▶ [AIM OF THE EXERCISE] Extract the lines that carry the string "keyString" from the listing.

= = = = =

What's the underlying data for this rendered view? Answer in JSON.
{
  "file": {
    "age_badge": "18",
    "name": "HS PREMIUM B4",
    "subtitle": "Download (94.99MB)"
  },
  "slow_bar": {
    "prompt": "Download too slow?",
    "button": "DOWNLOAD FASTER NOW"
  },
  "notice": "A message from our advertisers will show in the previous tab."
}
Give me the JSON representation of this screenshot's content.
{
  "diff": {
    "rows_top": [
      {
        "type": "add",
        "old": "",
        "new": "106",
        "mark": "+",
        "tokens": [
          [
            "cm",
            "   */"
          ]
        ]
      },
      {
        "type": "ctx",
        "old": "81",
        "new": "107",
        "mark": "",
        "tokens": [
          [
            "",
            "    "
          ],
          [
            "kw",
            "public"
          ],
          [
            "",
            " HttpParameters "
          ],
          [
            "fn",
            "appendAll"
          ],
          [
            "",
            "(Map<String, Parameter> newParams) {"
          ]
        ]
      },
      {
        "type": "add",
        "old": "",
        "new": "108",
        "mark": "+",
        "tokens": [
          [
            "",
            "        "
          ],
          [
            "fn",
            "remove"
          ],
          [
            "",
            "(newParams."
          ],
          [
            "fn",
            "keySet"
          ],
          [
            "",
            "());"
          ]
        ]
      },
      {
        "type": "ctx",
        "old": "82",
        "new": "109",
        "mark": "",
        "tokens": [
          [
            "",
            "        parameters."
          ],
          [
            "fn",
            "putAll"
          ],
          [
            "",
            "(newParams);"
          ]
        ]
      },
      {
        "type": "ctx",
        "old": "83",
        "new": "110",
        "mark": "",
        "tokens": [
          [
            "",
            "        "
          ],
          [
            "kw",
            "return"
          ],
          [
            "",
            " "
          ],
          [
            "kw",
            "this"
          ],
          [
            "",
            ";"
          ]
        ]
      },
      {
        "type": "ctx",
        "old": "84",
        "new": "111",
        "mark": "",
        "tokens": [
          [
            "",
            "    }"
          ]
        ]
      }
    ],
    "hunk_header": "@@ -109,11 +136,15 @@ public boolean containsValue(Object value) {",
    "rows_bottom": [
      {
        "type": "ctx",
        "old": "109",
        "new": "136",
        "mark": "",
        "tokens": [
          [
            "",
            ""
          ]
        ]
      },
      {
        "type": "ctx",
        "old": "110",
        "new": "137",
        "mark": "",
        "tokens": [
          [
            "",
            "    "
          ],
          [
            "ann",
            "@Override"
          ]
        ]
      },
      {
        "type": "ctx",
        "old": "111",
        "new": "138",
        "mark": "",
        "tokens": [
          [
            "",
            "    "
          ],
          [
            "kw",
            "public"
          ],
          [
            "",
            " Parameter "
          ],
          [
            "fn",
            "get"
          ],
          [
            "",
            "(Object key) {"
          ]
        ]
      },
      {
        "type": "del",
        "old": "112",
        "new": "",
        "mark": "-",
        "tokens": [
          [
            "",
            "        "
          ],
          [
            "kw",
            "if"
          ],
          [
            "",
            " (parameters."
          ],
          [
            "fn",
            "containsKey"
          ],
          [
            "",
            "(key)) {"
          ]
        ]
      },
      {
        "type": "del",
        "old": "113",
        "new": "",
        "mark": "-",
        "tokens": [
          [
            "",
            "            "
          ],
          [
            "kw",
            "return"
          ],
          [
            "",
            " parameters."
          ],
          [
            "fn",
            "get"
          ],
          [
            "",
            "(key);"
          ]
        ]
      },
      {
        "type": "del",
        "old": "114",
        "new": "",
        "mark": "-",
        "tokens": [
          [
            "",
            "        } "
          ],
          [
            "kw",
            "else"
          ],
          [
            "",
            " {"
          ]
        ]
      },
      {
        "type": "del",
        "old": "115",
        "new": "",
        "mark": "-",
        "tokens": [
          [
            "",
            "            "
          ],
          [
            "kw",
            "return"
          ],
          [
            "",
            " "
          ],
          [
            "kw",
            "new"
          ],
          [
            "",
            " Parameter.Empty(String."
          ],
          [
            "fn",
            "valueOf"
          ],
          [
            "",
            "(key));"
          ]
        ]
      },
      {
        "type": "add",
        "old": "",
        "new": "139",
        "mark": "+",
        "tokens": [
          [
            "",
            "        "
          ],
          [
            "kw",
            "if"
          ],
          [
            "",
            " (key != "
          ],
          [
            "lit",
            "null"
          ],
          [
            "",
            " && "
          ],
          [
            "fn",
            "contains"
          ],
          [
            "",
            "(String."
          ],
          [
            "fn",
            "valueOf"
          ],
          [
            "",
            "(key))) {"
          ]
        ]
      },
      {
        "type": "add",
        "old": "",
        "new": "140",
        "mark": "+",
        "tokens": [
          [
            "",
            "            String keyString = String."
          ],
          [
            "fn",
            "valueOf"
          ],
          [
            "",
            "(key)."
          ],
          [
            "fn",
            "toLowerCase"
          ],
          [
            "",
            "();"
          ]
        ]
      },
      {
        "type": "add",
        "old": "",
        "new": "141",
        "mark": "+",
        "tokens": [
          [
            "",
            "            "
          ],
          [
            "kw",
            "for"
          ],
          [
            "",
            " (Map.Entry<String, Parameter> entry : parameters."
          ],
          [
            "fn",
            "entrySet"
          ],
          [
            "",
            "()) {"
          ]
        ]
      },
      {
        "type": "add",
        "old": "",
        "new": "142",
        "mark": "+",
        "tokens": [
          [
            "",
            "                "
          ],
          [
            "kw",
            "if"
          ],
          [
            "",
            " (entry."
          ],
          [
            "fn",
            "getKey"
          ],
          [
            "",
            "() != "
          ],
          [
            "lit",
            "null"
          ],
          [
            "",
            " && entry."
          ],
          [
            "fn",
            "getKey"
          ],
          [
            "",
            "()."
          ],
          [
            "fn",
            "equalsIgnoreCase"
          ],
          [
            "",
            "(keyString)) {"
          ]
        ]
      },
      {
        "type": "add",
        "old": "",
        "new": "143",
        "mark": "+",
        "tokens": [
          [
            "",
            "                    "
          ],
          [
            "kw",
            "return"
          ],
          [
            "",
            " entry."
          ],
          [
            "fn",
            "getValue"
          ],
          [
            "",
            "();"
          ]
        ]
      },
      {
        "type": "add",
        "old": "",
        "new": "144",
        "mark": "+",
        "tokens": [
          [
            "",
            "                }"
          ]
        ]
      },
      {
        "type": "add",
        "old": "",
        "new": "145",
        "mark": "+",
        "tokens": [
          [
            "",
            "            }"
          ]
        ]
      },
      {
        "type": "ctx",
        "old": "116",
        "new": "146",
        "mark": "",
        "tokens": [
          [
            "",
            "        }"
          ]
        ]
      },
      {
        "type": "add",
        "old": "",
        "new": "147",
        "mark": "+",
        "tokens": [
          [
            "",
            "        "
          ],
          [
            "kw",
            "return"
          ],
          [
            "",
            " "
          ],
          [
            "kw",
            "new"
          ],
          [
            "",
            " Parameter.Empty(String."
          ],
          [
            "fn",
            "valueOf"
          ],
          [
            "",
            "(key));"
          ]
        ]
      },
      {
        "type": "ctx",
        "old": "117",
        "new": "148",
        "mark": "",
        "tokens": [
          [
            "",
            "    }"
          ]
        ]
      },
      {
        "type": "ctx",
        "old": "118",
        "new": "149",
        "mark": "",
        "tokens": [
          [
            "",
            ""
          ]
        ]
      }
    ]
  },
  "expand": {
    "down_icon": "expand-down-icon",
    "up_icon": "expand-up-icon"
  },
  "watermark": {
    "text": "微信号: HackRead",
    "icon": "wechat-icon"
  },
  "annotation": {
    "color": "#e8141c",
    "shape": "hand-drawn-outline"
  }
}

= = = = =

▶ [REPLY]
            "            String keyString = String."
            "(keyString)) {"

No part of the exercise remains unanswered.